Exercise aim
Check each line of the records below and collect those holding "Opened".

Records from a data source
+ + + +

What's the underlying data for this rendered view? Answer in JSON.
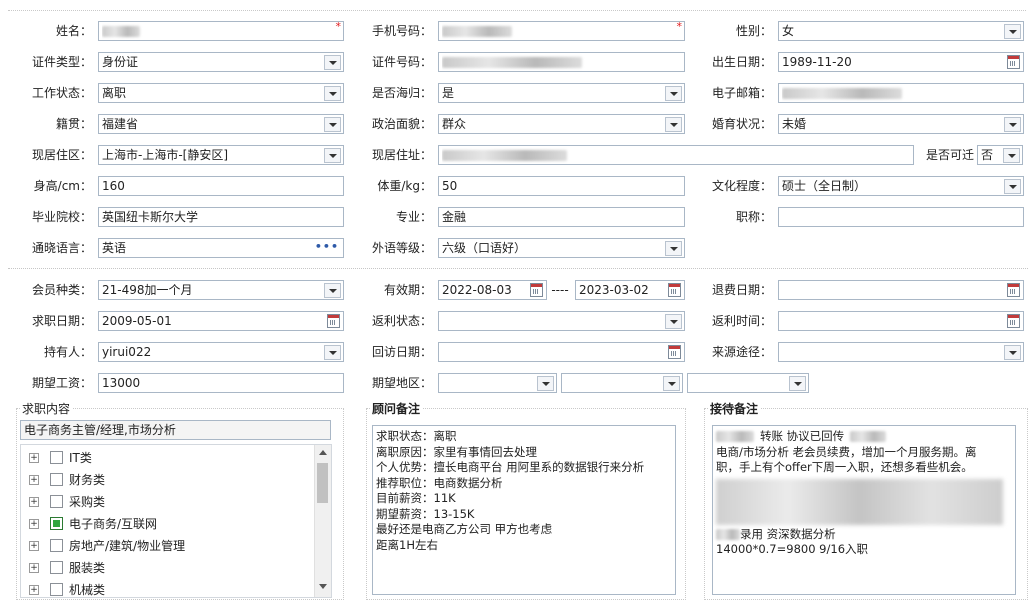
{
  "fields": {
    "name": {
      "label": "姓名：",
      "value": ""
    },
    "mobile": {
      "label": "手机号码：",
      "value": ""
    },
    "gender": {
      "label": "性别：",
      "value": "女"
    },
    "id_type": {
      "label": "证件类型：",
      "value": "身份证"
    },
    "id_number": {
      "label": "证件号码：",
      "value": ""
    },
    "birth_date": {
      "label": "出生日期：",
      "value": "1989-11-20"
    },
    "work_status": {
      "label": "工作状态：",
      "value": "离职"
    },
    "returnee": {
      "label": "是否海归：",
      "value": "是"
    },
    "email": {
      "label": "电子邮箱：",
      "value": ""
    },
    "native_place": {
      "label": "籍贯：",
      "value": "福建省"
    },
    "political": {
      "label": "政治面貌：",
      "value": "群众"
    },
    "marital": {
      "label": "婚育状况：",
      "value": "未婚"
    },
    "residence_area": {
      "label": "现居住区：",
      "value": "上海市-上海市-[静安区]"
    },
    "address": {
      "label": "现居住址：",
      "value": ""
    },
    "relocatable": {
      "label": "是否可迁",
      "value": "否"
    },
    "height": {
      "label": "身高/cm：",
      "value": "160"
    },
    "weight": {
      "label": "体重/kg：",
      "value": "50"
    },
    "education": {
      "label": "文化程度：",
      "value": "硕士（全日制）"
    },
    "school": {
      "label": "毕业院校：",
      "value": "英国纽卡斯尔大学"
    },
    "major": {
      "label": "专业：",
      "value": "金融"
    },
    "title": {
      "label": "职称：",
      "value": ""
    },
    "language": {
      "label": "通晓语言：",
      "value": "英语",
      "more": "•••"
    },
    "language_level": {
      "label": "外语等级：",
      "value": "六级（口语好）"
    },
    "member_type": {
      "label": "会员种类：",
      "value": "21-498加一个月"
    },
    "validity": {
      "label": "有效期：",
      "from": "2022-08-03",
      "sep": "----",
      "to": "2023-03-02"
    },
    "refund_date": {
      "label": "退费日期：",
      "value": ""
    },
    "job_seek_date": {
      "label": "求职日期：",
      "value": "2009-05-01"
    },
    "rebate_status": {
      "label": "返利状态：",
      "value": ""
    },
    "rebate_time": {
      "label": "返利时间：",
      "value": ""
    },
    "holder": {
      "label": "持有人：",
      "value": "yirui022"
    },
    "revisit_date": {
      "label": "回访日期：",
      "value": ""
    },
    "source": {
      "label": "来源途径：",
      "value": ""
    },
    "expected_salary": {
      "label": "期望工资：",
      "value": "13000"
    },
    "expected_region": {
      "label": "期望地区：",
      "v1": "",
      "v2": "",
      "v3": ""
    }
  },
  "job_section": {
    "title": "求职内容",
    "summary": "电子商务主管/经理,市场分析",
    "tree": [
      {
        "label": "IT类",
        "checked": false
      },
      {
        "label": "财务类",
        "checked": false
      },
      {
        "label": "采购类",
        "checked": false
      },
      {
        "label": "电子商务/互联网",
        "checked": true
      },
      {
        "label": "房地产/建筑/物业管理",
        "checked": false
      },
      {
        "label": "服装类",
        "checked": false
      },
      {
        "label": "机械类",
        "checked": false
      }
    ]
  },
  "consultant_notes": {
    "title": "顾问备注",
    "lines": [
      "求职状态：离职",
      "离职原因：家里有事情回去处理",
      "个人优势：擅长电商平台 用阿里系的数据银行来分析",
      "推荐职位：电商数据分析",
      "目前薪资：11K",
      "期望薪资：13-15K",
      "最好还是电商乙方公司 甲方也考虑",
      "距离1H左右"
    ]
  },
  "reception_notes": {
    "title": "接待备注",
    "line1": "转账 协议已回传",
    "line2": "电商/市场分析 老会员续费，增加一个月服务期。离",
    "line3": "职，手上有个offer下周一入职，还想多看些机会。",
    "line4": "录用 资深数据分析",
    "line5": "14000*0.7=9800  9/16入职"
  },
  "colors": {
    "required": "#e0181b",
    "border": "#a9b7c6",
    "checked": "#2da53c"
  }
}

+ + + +

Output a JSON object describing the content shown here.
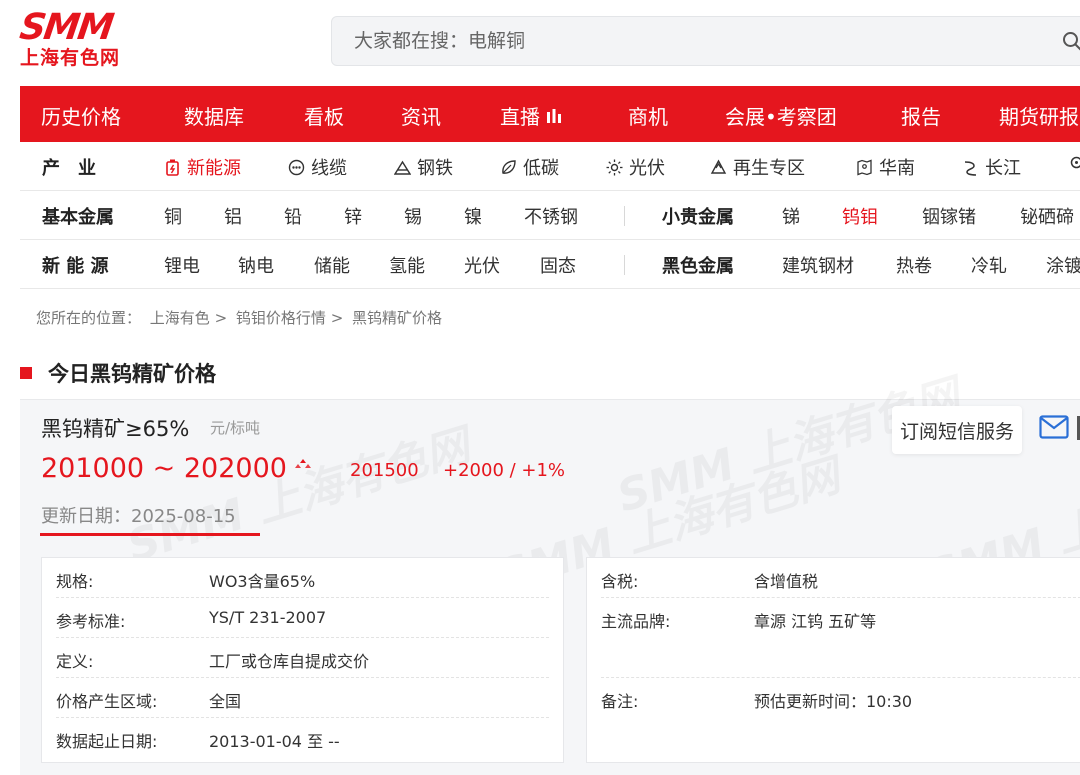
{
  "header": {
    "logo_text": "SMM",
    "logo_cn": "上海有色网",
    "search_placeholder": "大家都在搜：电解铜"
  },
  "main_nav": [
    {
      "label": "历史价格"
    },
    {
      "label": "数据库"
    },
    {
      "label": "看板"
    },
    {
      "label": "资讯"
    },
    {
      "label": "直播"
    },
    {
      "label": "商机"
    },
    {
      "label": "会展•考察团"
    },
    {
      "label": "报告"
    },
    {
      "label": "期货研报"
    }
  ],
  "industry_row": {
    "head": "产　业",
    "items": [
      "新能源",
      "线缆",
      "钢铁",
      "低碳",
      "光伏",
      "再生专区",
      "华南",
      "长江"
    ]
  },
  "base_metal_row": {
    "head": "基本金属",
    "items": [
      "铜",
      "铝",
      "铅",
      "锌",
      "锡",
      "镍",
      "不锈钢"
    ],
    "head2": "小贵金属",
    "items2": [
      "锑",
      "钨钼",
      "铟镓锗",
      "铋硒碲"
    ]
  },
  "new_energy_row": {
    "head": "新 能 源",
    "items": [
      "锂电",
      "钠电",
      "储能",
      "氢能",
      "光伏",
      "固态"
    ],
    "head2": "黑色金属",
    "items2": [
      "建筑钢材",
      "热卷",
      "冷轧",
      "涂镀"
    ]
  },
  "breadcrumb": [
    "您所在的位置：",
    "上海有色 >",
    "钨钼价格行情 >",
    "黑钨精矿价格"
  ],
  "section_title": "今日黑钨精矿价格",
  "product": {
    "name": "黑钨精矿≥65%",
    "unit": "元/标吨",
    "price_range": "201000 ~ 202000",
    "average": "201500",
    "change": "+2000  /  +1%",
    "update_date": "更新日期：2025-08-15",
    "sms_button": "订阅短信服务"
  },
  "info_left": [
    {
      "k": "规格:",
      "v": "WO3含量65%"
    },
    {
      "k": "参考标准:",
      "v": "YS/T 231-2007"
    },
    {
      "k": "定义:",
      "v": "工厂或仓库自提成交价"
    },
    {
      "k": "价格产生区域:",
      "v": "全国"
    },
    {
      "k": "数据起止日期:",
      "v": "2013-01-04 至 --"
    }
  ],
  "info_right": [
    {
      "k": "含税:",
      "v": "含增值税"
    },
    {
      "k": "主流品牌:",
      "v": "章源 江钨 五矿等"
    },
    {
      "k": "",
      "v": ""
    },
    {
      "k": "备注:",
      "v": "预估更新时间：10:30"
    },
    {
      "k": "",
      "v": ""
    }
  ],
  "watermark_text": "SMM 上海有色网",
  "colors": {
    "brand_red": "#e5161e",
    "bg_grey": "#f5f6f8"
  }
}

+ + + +

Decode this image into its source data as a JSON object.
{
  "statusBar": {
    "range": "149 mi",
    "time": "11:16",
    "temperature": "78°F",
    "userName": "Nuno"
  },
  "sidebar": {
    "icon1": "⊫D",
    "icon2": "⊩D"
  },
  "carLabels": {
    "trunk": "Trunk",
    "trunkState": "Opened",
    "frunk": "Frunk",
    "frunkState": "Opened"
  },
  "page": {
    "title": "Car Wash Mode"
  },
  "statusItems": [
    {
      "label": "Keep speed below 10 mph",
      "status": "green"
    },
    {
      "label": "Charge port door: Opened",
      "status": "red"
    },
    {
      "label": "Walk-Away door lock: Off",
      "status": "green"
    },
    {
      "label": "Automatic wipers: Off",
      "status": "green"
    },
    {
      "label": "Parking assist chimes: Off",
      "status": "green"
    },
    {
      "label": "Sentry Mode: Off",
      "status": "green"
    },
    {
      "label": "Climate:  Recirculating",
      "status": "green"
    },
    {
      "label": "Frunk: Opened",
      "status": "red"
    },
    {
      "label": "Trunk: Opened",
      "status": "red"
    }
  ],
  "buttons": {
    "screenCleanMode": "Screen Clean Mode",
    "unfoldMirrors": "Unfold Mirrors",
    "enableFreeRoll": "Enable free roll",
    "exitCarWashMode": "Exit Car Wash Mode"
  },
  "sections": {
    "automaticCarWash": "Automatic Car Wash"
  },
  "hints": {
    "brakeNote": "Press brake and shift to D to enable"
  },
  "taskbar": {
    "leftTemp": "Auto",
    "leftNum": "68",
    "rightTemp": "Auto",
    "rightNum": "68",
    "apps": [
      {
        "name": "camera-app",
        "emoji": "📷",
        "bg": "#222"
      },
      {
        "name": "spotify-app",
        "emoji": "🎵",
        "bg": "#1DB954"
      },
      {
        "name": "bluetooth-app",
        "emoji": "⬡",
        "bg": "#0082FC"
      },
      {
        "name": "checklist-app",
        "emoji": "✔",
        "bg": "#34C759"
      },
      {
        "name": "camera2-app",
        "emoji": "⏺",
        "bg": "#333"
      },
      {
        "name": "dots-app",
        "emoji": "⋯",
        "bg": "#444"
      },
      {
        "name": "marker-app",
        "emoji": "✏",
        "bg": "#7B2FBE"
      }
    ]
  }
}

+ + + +

Your solution
    "trunkState": "Opened",
    "frunkState": "Opened"
      "label": "Charge port door: Opened",
      "label": "Frunk: Opened",
      "label": "Trunk: Opened",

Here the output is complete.